TASK — Return all of the entries, keeping every word and mark as it is.

*** INFORMATION GIVEN

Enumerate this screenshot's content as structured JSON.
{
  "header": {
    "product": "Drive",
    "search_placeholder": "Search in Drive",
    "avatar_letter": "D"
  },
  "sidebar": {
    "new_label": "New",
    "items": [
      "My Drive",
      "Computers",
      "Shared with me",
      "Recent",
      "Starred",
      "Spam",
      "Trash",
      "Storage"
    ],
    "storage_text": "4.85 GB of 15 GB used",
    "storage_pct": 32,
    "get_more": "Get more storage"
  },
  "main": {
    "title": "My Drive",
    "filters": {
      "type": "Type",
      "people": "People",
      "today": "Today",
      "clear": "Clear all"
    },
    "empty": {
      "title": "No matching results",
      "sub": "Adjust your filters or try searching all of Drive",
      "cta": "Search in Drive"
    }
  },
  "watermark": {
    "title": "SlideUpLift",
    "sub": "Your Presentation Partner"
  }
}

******

ANSWER TO THE PROBLEM —
Enumerate this screenshot's content as structured JSON.
{
  "header": {
    "product": "Drive",
    "search_placeholder": "Search in Drive",
    "avatar_letter": "D"
  },
  "sidebar": {
    "new_label": "New",
    "items": [
      "My Drive",
      "Computers",
      "Shared with me",
      "Recent",
      "Starred",
      "Spam",
      "Trash",
      "Storage"
    ],
    "storage_text": "4.85 GB of 15 GB used",
    "storage_pct": 32,
    "get_more": "Get more storage"
  },
  "main": {
    "title": "My Drive",
    "filters": {
      "type": "Type",
      "people": "People",
      "today": "Today",
      "clear": "Clear all"
    },
    "empty": {
      "title": "No matching results",
      "sub": "Adjust your filters or try searching all of Drive",
      "cta": "Search in Drive"
    }
  },
  "watermark": {
    "title": "SlideUpLift",
    "sub": "Your Presentation Partner"
  }
}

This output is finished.